Referenced by
Citing PatentFiling datePublication dateApplicantTitle
US7366439Jun 13, 2005Apr 29, 2008Canon Kabushiki KaishaMethod of remanufacturing cartridge and remanufactured cartridge
US7720412Dec 6, 2007May 18, 2010Canon Kabushiki KaishaProcess cartridge
US8190056 *Sep 17, 2009May 29, 2012Mitsubishi Kagaku Imaging CorporationMethod of replacing and/or remanufacturing an organic photo conductor drum for an image forming apparatus
US20120163856 *Mar 7, 2012Jun 28, 2012Wazana Brothers International, Inc. D/B/A Micro Solutions EnterprisesRewelded cartridge and method of manufacture
Classifications
U.S. Classification399/109
International ClassificationG03G21/18, G03G15/00
Cooperative ClassificationG03G2215/00987, G03G21/181
European ClassificationG03G21/18C2
Legal Events
DateCodeEventDescription
Sep 14, 2011FPAYFee payment
Year of fee payment: 4
Feb 10, 2009CCCertificate of correction
Jun 10, 2005ASAssignment
Owner name: CANON KABUSHIKI KAISHA, JAPAN

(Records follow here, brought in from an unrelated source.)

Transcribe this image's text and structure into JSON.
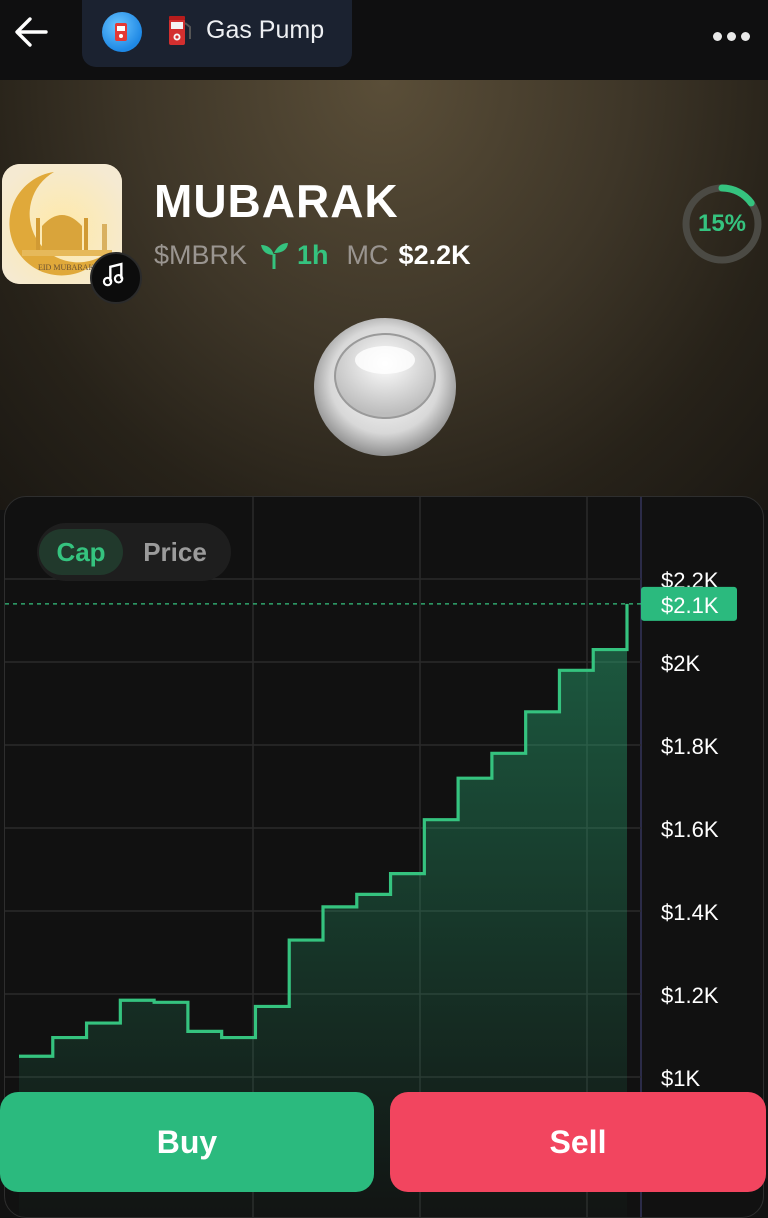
{
  "nav": {
    "pill_label": "Gas Pump"
  },
  "token": {
    "name": "MUBARAK",
    "ticker": "$MBRK",
    "age": "1h",
    "mc_label": "MC",
    "mc_value": "$2.2K",
    "progress_label": "15%",
    "progress": 0.15,
    "image_text": "EID MUBARAK"
  },
  "colors": {
    "accent_green": "#35c37f",
    "buy": "#2bba7e",
    "sell": "#f2455f"
  },
  "chart_toggle": {
    "active": "Cap",
    "other": "Price"
  },
  "chart_data": {
    "type": "line",
    "step": true,
    "ylim": [
      1000,
      2250
    ],
    "yticks": [
      "$2.2K",
      "$2K",
      "$1.8K",
      "$1.6K",
      "$1.4K",
      "$1.2K",
      "$1K"
    ],
    "ytick_values": [
      2200,
      2000,
      1800,
      1600,
      1400,
      1200,
      1000
    ],
    "current_label": "$2.1K",
    "current_value": 2100,
    "values": [
      1050,
      1095,
      1130,
      1185,
      1180,
      1110,
      1095,
      1170,
      1330,
      1410,
      1440,
      1490,
      1620,
      1720,
      1780,
      1880,
      1980,
      2030,
      2100
    ]
  },
  "actions": {
    "buy": "Buy",
    "sell": "Sell"
  }
}
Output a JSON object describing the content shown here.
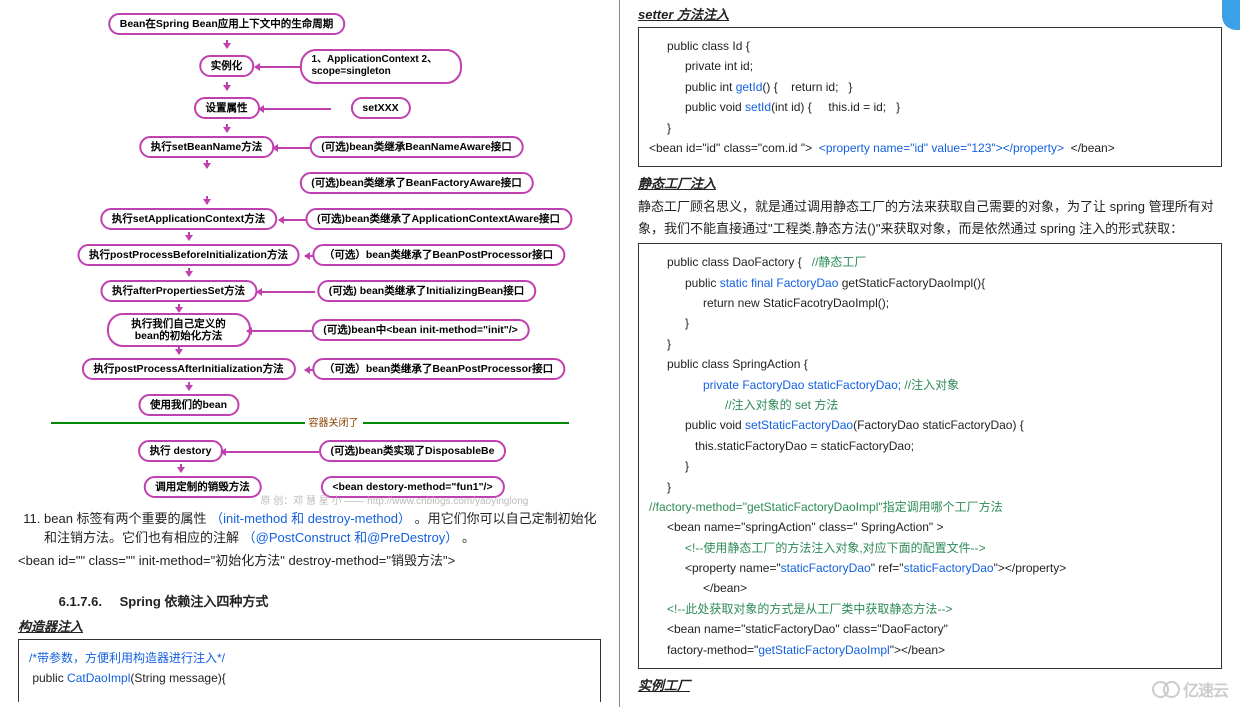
{
  "left": {
    "flow": {
      "n1": "Bean在Spring Bean应用上下文中的生命周期",
      "n2": "实例化",
      "n2r": "1、ApplicationContext\n2、scope=singleton",
      "n3": "设置属性",
      "n3r": "setXXX",
      "n4": "执行setBeanName方法",
      "n4r": "(可选)bean类继承BeanNameAware接口",
      "n5r": "(可选)bean类继承了BeanFactoryAware接口",
      "n6": "执行setApplicationContext方法",
      "n6r": "(可选)bean类继承了ApplicationContextAware接口",
      "n7": "执行postProcessBeforeInitialization方法",
      "n7r": "（可选）bean类继承了BeanPostProcessor接口",
      "n8": "执行afterPropertiesSet方法",
      "n8r": "(可选) bean类继承了InitializingBean接口",
      "n9": "执行我们自己定义的\nbean的初始化方法",
      "n9r": "(可选)bean中<bean init-method=\"init\"/>",
      "n10": "执行postProcessAfterInitialization方法",
      "n10r": "（可选）bean类继承了BeanPostProcessor接口",
      "n11": "使用我们的bean",
      "closed": "容器关闭了",
      "n12": "执行 destory",
      "n12r": "(可选)bean类实现了DisposableBe",
      "n13": "调用定制的销毁方法",
      "n13r": "<bean destory-method=\"fun1\"/>",
      "wm": "原 创：邓 慧 星 小 —— http://www.cnblogs.com/yaoyinglong"
    },
    "li11_a": "bean 标签有两个重要的属性",
    "li11_b": "（init-method 和 destroy-method）",
    "li11_c": "。用它们你可以自己定制初始化和注销方法。它们也有相应的注解",
    "li11_d": "（@PostConstruct 和@PreDestroy）",
    "li11_e": "。",
    "bean_xml": "<bean id=\"\" class=\"\" init-method=\"初始化方法\"  destroy-method=\"销毁方法\">",
    "section_no": "6.1.7.6.",
    "section_title": "Spring 依赖注入四种方式",
    "con_inject_head": "构造器注入",
    "con_code": {
      "l1": "/*带参数，方便利用构造器进行注入*/",
      "l2a": " public ",
      "l2b": "CatDaoImpl",
      "l2c": "(String message){"
    }
  },
  "right": {
    "setter_head": "setter 方法注入",
    "setter_code": {
      "l1": "public class Id {",
      "l2": "private int id;",
      "l3a": "public int ",
      "l3b": "getId",
      "l3c": "() {    return id;   }",
      "l4a": "public void ",
      "l4b": "setId",
      "l4c": "(int id) {     this.id = id;   }",
      "l5": "}",
      "l6a": "<bean id=\"id\" class=\"com.id \">  ",
      "l6b": "<property name=\"id\" value=\"123\"></property>",
      "l6c": "  </bean>"
    },
    "static_head": "静态工厂注入",
    "static_desc": "静态工厂顾名思义，就是通过调用静态工厂的方法来获取自己需要的对象，为了让 spring 管理所有对象，我们不能直接通过\"工程类.静态方法()\"来获取对象，而是依然通过 spring 注入的形式获取：",
    "static_code": {
      "l1a": "public class DaoFactory {   ",
      "l1b": "//静态工厂",
      "l2a": "public ",
      "l2b": "static final FactoryDao",
      "l2c": " getStaticFactoryDaoImpl(){",
      "l3": "return new StaticFacotryDaoImpl();",
      "l4": "}",
      "l5": "}",
      "l6": "public class SpringAction {",
      "l7a": "private FactoryDao staticFactoryDao;",
      "l7b": " //注入对象",
      "l8": "//注入对象的 set 方法",
      "l9a": "public void ",
      "l9b": "setStaticFactoryDao",
      "l9c": "(FactoryDao staticFactoryDao) {",
      "l10": "this.staticFactoryDao = staticFactoryDao;",
      "l11": "}",
      "l12": "}",
      "l13": "//factory-method=\"getStaticFactoryDaoImpl\"指定调用哪个工厂方法",
      "l14": "<bean name=\"springAction\" class=\" SpringAction\" >",
      "l15": "<!--使用静态工厂的方法注入对象,对应下面的配置文件-->",
      "l16a": "<property name=\"",
      "l16b": "staticFactoryDao",
      "l16c": "\" ref=\"",
      "l16d": "staticFactoryDao",
      "l16e": "\"></property>",
      "l17": "</bean>",
      "l18": "<!--此处获取对象的方式是从工厂类中获取静态方法-->",
      "l19": "<bean name=\"staticFactoryDao\" class=\"DaoFactory\"",
      "l20a": "factory-method=\"",
      "l20b": "getStaticFactoryDaoImpl",
      "l20c": "\"></bean>"
    },
    "inst_head": "实例工厂",
    "logo_text": "亿速云"
  }
}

Free format text: ASSIGNMENT OF ASSIGNORS INTEREST;ASSIGNORS:ANAN, OSAMU;SUZUKI, AKIRA;REEL/FRAME:016691/0758
Effective date: 20050607